Toodly fuckin' do.

It is quite sad. My first game in to the epic journey, and I couldn't get past the first obstacle, let alone the first level. I continued three times and finally had to turn to a strategy guide. I headed on over to (for copyright's sake) GameFAG's and, low and behold, found one guide. Up! Up was the magic button. I eagerly dashed back into the game only to find that... uh, wow, you didn't grab onto the vine itself. You grabbed onto the tree branch. No worries. Making my way to the other end of the branch I was able to... not jump off but fall back onto the spikes. And die. Again.

Until, by a stroke of luck, I was able to spring myself upward into the air. Ho ho! You fooled me once, shame on me! It seems by holding up and the jump, you spring yourself upward into the air. That's how you glide yourself down onto the platform. My excitement was shut down almost instantaneously as a ninja flashed in (presumably Grampa) and punched me in the face. Yes, my Grampa punched me in the face and left me to die. Thanks.

Damn right you are. Punching a little kid in the face.

After a few choice obstacles, I had done it! I got to the second level! I was ready for anything, for the greatest challenges only a level two could bring -- oh wait I'm on level three already. Yeah, see, level two is just a big drop. Yeah, you hold down and the attack button on the downslope and you kill and collect everything in your path as you slide right into third. How's that for up and down difficulty?!

Stay tuned! Next week's post will contain an AWESOME cut scene.

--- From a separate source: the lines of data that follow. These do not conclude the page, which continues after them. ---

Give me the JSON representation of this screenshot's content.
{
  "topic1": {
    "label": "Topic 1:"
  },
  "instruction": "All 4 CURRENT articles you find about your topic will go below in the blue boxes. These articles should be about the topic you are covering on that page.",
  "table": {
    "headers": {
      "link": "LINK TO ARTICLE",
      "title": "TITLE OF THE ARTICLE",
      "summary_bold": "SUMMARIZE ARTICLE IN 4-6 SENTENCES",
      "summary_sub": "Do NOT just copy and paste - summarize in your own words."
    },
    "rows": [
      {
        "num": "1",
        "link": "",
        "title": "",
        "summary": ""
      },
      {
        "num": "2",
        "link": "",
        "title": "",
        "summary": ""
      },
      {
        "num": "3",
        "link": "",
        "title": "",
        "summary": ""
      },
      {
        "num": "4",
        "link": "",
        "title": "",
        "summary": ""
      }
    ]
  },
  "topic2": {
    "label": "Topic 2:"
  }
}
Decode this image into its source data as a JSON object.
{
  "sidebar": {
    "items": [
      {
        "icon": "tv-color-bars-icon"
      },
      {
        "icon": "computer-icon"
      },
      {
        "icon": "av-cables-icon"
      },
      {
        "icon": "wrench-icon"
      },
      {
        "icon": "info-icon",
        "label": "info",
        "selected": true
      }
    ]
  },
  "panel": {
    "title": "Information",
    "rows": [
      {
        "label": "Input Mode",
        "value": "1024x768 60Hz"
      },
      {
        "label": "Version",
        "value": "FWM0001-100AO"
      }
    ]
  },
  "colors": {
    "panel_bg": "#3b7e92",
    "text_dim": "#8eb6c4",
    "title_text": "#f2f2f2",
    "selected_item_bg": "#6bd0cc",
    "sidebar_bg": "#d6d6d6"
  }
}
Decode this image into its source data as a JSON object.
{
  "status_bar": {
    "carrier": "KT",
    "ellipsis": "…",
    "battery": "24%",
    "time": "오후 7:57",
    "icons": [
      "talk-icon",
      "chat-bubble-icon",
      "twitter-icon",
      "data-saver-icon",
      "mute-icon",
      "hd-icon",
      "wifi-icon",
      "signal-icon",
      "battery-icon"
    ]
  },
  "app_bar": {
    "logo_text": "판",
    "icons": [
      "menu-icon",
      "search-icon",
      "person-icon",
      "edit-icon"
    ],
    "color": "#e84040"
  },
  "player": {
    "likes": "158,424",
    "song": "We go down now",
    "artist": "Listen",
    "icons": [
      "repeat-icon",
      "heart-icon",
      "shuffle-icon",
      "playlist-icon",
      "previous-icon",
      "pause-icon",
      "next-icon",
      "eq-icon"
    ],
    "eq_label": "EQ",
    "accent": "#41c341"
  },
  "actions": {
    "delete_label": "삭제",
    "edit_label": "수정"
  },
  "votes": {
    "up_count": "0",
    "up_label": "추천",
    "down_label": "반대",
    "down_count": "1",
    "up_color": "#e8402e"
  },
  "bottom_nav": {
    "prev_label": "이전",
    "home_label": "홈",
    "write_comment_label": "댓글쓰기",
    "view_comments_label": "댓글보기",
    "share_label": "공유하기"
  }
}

Monday, May 03, 2010

Welcome Back Into the Fold

Welcome, one and all, to the glorious tale of one Sir Dingbang of 1337dom, the most elite character before 1337hood was ever conceived. In this simple blog we will attempt to chronicle his wins and his fails, his triumphs and his...well, fails, in a concisely over-the-top and completely unfunny manner.

By the by, the meaning of the name Dingbang is wholly unknown to the lay person, but means "to protect the country" in Asian. So, from there you could say that Dingbang is a protector of the country of Gaming, if Gaming were a country.

Oh wait, there is.

So, come one, come all, return to Dingbang's tale of adventure and misery, and really, really bad puns. There will be great SNES games, there will be mediocre SNES games, and there will be Shaq Fu. We will laugh, we will cry, and you all will hate me for my puns.

But yes, there really are 764 games in our collection, and we here at Wintendo will attempt to run down the list and beat every game at least one time. There is no iron man, no 100% completion bonus, no speed runs. Just a good solid... seven hundred f*cking games. *sighs*